Why Saudi Arabia?
Saudi Arabia’s potential permanent membership of the UNSC should be considered in relation to its importance to the whole Muslim world. Saudi Arabia is the heart of the Islamic world, its cities of Mecca and Medina are the cradle of Islam, and the destination of the hajj pilgrimage. It seems sometimes that Saudi Arabia is mistakenly associated only with the wealth it derives from its oil revenues, however, as the heart of Islam, its religious legacy can never be stolen. This is the key distinctive characteristic of Saudi Arabia: its fortune and its blessing.
The expansion of the Two Holy Mosques contributed to the tripling of the amount of overseas Umrah visitors over the last decade, which increased to eight million in 2015. The Saudi’s ‘Vision 2030’ predicts that by 2020 more than 15 million Muslims per year will perform Umrah, and by 2030 they aim to increase this to 30 million every year by improving the quality of services offered to Umrah visitors.
Hajj is one of the main pillars of Islam and one of the main duties for every Muslim to make, and Saudi Arabia is the place where this (hajj) can be fulfilled. Thus, the importance of having Saudi Arabia as a permanent member of the UNSC goes beyond Saudi Arabia as a state. It is more about what the place represents – it is holy to all Muslims in the world.
As the historical heart of Islam, Saudi Arabia can represent the interests of all Muslims around the world, not only those of Muslims in the Middle East. If competitions emerge between the great powers of UNSC (the permanent members), Saudi Arabia could represent the interests of states with large Muslim populations (for example, Malaysia and Indonesia), using veto power, if required, to ensure that the world does not develop or divide only in accordance with the competitive geopolitical interests of the founding powers.
Moreover, Saudi Arabia’s importance for the Muslim world will also help the UNSC to identify a common understanding of terrorism and extremism. For example, most frequently, Shiite militias are not being considered as extremists. Most discussions in academia focus on Sunni political Islam only, because great powers view the issue from the perspective of their own security.

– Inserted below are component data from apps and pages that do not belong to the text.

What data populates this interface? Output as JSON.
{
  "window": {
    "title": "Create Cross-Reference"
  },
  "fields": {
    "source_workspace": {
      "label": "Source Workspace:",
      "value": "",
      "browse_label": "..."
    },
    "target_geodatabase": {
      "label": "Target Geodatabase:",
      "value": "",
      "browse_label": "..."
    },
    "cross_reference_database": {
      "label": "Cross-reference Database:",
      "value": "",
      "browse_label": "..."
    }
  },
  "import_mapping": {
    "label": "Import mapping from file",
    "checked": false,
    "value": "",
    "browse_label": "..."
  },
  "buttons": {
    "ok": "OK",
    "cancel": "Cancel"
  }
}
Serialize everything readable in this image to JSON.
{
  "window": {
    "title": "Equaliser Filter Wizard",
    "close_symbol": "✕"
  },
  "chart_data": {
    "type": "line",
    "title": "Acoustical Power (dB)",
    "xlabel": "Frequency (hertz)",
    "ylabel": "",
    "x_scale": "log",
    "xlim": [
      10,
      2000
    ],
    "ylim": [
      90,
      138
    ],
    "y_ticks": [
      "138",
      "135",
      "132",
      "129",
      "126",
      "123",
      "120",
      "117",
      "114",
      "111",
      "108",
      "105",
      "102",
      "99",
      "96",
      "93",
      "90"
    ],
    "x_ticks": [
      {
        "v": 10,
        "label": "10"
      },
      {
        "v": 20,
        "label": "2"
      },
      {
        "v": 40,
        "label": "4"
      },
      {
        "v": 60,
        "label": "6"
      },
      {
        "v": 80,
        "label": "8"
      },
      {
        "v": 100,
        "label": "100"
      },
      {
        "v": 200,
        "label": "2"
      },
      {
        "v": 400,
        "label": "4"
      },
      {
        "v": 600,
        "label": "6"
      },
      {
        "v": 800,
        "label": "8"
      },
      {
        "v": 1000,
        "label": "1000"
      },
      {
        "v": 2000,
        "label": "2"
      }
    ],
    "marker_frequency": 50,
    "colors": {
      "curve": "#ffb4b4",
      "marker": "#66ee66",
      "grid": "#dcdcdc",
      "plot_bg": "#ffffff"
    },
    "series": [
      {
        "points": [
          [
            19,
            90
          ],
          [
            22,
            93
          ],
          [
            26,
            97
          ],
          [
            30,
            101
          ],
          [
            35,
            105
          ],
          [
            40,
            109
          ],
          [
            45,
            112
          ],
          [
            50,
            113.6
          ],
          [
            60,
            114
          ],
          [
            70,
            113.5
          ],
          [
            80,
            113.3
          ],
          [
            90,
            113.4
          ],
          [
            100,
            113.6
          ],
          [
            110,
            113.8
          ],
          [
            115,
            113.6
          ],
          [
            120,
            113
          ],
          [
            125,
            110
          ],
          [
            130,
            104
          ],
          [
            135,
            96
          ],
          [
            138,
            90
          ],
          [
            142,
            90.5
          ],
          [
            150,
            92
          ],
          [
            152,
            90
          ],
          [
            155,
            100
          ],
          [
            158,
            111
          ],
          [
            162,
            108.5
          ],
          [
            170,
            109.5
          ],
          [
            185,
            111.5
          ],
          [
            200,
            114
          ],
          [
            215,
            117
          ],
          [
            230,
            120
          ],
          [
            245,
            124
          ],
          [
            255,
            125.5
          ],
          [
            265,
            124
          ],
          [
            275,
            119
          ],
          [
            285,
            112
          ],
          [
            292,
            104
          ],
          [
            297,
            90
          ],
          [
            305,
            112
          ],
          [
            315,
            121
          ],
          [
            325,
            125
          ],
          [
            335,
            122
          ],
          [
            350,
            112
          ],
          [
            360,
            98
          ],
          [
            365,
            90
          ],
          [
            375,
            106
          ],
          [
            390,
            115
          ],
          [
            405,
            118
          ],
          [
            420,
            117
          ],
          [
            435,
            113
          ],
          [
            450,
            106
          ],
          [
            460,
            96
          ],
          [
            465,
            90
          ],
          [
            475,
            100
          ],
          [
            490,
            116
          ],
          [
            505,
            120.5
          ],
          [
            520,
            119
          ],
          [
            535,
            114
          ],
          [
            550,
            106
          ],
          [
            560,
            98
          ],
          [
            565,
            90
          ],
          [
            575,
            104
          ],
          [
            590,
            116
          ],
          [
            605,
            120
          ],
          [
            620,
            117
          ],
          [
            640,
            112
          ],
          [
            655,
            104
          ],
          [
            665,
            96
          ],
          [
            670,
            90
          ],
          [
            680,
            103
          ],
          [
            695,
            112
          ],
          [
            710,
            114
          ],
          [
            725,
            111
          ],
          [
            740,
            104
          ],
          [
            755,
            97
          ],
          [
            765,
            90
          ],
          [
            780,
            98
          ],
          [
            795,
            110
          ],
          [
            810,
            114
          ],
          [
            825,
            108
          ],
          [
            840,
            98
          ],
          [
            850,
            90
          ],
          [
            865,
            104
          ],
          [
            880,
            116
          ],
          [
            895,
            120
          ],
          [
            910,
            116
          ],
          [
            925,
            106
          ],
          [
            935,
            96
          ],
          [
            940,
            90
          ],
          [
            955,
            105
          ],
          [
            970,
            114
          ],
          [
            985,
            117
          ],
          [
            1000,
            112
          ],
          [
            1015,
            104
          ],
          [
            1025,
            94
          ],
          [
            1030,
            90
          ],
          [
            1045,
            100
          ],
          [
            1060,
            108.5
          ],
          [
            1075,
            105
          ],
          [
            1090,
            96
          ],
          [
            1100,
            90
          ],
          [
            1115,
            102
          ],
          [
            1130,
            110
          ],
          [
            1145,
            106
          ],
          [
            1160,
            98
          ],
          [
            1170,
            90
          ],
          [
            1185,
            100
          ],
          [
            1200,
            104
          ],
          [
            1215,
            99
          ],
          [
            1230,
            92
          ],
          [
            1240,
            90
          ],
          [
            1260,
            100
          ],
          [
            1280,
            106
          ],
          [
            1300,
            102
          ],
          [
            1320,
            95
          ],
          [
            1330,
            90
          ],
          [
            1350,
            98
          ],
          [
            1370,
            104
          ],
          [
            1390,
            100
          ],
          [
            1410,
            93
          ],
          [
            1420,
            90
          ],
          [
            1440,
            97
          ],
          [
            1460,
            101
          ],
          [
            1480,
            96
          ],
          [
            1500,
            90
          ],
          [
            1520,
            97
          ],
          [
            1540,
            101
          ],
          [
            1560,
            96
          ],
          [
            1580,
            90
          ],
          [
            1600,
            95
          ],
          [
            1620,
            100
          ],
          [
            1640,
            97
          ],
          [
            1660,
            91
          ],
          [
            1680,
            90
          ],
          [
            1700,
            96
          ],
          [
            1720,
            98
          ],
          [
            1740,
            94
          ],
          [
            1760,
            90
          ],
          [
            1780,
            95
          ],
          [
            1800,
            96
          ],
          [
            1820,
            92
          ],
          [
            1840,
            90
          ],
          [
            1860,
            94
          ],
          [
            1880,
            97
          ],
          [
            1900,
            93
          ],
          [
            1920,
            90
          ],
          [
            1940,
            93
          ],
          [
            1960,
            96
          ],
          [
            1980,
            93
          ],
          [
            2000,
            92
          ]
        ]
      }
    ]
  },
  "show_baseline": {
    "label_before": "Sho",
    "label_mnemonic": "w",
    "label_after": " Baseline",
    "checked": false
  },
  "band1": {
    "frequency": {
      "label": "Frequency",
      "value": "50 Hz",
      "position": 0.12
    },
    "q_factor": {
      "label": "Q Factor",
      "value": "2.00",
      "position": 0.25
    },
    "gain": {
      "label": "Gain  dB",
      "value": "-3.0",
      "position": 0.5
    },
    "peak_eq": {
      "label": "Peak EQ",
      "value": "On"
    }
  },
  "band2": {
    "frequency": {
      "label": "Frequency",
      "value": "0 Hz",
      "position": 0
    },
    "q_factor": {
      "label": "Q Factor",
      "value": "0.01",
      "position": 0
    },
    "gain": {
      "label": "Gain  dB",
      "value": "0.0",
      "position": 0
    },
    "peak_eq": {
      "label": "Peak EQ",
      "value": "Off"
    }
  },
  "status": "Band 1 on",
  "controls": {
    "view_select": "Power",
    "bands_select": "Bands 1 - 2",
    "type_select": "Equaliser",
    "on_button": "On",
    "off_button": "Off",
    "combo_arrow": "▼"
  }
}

This identification will also help in dealing with the issue of nuclear armament in the region, as the international community would classify non-state actors (as terrorists or extremists) the same, and would therefore not give them an opportunity to obtain nuclear weapons. In addition, because Saudi Arabia is the heart of the Muslim world, it can help to resolve one of the most alarming problems in the Middle East – sectarianism.
Since 2003, sectarianism became the cause of civil wars, and the emergence of fragile and failed states in place of former regional leaders. Some of the Middle Eastern leaders finally should understand that the sectarianism policies are short-term rather than long-term strategies, which has proven to be unsuccessful. Letting Saudi Arabia, as a holy place for all Muslims, represent the issues of the region and the interests of both the Sunni and Shi’a sects equally, will help to create a peaceful dialog among states in the region, and therefore contribute to the ending of the chaos that continues to this day.
Diana Galeeva is a PhD Candidate at the School of Government and International Affairs at Durham University. Her PhD research focuses on theories of power, IR theory, small states, political islam and GCC politics. She was an intern at the the President of Tatarstan’s office - Department of corporation and Religious organizations (2012), Cabinet of Ministers of the Republic of Tatarstan, legal department (2011), and the Ministry of justice (2010). Diana received her M.A. in International Relations from Exeter university in the UK, and earned a degree in Governmental Law from Kazan Federal University (KFU). She speaks English, Russian, Tatar and studies Arabic and Turkish. She can be contacted on firstname.lastname@example.org and @diana_galeeva.